## Task description
Find every line containing "this" in the records below and report the tally as a bare number.

## Provided data
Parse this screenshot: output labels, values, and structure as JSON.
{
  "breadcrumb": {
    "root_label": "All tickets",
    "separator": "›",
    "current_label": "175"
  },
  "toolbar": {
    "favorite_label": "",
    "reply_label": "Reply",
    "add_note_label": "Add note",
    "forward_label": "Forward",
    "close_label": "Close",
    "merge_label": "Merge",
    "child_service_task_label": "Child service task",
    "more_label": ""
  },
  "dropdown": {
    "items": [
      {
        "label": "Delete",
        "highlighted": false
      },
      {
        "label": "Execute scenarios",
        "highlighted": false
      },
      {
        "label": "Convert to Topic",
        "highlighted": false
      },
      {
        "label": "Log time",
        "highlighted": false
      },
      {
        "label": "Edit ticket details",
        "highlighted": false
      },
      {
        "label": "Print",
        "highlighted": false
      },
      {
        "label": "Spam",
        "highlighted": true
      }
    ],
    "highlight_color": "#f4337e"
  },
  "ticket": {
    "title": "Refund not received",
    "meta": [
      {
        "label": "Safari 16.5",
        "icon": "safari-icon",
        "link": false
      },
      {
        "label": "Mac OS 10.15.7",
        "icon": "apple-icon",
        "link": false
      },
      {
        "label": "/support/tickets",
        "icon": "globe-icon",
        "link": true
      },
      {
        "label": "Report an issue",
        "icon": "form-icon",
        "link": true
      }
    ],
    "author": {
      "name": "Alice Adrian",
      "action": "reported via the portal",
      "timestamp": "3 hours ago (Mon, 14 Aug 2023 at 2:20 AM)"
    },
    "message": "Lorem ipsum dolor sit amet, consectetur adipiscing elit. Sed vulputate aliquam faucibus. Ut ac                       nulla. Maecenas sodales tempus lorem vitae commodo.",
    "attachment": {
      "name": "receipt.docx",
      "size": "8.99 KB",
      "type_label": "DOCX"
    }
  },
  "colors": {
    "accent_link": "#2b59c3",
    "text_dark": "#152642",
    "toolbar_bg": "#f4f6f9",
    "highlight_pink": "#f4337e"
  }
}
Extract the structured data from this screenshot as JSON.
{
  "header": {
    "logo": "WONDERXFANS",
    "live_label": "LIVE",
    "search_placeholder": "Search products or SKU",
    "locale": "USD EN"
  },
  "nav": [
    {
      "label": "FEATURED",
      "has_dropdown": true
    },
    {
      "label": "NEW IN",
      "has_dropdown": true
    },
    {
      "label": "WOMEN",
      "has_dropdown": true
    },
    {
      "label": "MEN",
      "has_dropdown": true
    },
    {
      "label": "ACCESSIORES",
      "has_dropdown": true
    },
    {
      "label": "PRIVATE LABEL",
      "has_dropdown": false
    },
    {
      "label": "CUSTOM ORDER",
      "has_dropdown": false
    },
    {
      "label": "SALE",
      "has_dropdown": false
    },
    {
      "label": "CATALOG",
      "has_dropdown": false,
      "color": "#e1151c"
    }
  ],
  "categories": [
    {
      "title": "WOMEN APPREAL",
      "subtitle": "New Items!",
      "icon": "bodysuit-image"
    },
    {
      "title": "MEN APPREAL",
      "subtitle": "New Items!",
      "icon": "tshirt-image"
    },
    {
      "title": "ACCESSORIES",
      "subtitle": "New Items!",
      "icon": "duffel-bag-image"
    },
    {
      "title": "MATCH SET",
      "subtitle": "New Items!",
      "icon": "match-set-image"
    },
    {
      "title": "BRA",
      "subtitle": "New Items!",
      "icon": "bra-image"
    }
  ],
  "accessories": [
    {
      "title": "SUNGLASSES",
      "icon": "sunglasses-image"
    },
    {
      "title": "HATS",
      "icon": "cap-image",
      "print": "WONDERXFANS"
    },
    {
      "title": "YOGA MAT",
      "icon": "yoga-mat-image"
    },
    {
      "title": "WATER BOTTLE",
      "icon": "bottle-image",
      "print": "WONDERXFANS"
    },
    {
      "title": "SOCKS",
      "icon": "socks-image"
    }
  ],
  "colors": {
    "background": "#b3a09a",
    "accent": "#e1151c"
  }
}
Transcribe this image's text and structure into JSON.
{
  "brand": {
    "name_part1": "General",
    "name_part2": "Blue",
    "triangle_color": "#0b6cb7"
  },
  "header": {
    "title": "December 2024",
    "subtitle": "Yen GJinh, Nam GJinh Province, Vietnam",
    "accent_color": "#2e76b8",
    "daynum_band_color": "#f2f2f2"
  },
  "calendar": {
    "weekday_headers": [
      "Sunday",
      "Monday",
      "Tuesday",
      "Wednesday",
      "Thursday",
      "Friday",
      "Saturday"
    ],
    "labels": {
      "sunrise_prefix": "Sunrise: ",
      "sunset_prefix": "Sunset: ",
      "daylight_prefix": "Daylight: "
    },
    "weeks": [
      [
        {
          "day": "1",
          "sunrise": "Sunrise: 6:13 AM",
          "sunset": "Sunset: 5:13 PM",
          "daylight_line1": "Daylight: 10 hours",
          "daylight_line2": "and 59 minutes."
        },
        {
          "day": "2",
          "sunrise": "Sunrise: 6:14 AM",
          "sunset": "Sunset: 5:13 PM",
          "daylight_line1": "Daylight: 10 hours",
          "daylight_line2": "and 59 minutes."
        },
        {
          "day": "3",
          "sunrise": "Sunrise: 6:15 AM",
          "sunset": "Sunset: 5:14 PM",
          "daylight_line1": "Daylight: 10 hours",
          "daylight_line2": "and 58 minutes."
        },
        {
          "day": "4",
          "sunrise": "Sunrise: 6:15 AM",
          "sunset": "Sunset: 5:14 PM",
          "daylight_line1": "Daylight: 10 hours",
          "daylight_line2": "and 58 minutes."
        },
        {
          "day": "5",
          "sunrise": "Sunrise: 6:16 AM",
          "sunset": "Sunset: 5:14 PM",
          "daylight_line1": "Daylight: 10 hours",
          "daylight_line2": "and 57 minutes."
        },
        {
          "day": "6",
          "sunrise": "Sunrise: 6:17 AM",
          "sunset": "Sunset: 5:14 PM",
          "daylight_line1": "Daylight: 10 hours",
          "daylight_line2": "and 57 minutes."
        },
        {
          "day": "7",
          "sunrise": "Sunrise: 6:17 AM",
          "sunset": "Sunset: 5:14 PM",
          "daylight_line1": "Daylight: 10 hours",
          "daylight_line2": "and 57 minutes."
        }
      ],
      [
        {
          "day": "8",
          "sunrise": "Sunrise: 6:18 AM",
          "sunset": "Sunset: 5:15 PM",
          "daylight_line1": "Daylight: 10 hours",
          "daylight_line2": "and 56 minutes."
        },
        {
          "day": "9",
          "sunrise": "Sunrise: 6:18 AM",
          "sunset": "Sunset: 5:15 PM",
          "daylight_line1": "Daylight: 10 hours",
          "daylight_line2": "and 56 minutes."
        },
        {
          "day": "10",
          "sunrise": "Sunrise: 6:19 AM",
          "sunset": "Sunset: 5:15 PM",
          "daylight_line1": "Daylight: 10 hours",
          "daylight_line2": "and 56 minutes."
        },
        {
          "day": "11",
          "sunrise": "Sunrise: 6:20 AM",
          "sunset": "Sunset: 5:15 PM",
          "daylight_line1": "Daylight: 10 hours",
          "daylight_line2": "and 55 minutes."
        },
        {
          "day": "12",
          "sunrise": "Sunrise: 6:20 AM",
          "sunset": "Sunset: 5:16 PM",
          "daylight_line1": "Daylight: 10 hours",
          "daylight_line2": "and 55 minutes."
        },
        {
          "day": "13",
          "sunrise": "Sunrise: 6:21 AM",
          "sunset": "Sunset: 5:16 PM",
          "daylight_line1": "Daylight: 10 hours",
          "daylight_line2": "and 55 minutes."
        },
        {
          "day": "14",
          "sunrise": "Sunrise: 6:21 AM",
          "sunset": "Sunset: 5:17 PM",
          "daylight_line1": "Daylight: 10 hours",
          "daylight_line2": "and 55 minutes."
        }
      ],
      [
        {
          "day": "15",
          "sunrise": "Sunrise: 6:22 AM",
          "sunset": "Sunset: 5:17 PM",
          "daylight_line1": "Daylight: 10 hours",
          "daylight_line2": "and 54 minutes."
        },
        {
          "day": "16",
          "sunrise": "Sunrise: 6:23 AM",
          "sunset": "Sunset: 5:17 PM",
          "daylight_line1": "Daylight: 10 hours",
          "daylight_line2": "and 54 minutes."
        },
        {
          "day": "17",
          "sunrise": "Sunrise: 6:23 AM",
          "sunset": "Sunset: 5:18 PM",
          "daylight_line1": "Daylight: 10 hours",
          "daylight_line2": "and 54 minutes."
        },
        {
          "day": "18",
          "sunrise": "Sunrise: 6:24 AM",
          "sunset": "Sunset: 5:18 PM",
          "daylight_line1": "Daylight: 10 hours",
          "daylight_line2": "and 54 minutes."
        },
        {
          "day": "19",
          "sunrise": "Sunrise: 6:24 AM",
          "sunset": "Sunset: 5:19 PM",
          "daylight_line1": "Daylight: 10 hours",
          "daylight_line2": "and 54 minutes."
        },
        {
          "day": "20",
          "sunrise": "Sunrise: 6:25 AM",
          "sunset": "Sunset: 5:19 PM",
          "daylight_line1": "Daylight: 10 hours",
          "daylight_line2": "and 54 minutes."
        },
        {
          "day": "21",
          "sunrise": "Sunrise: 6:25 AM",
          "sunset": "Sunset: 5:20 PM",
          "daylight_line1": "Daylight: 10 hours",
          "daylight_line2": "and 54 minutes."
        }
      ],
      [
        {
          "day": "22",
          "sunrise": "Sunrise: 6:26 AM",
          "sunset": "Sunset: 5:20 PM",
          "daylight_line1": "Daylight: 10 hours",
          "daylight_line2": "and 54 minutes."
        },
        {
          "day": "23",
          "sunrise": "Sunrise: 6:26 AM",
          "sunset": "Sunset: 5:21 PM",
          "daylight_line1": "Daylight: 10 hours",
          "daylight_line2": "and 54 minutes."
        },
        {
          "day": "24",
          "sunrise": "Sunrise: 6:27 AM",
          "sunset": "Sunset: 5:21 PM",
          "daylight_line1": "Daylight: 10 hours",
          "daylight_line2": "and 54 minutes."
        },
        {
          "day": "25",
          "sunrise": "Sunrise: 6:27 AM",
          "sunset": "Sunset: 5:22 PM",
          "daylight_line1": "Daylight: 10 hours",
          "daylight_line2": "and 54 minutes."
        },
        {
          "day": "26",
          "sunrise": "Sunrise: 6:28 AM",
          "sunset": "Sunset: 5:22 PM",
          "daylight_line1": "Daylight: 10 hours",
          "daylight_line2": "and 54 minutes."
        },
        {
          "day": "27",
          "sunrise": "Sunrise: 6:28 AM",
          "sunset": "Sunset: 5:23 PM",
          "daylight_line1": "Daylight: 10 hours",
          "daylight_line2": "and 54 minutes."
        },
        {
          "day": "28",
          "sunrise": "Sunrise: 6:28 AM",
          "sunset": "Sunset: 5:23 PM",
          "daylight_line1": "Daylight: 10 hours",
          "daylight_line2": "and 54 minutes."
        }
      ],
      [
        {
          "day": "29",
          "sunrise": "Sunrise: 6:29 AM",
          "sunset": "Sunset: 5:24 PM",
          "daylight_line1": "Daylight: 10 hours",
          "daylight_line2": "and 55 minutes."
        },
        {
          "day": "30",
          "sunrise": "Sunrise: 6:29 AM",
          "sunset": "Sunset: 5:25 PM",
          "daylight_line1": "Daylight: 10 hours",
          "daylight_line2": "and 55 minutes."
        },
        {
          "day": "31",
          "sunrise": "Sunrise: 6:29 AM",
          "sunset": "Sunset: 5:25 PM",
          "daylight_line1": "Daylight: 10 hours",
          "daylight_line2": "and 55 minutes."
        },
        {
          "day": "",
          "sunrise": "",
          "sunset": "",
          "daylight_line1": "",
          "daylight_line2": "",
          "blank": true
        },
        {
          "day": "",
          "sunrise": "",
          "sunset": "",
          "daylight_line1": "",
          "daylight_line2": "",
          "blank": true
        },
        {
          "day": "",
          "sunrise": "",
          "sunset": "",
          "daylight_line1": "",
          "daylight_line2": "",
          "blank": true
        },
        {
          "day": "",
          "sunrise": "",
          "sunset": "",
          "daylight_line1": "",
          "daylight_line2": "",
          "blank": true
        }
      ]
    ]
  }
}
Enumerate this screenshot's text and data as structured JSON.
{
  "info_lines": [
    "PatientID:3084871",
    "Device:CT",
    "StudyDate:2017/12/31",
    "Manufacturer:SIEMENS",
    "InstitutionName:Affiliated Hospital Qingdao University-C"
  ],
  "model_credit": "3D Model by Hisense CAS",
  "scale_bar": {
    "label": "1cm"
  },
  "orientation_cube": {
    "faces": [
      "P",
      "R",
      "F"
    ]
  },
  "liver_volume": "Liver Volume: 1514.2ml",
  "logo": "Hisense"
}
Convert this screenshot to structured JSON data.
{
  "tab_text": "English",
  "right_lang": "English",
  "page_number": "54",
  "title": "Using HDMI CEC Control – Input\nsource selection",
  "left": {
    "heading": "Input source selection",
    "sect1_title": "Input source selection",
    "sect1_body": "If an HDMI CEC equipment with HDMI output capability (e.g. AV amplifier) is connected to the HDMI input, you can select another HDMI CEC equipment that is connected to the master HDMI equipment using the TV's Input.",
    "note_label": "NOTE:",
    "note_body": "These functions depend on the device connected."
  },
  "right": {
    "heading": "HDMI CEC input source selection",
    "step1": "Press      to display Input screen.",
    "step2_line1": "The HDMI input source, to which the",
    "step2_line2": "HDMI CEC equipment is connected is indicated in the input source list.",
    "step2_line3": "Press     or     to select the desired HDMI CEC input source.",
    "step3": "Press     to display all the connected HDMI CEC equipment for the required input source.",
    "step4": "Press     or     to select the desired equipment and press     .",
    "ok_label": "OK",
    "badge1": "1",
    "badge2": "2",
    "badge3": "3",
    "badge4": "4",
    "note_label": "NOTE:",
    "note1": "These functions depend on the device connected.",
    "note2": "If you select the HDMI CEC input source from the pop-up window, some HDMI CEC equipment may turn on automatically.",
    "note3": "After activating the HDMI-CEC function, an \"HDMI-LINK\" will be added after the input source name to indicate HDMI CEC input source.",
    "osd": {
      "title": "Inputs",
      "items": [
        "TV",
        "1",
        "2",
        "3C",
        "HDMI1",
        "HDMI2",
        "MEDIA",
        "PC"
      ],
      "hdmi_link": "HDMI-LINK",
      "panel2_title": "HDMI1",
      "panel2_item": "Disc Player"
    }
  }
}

## Written solution
5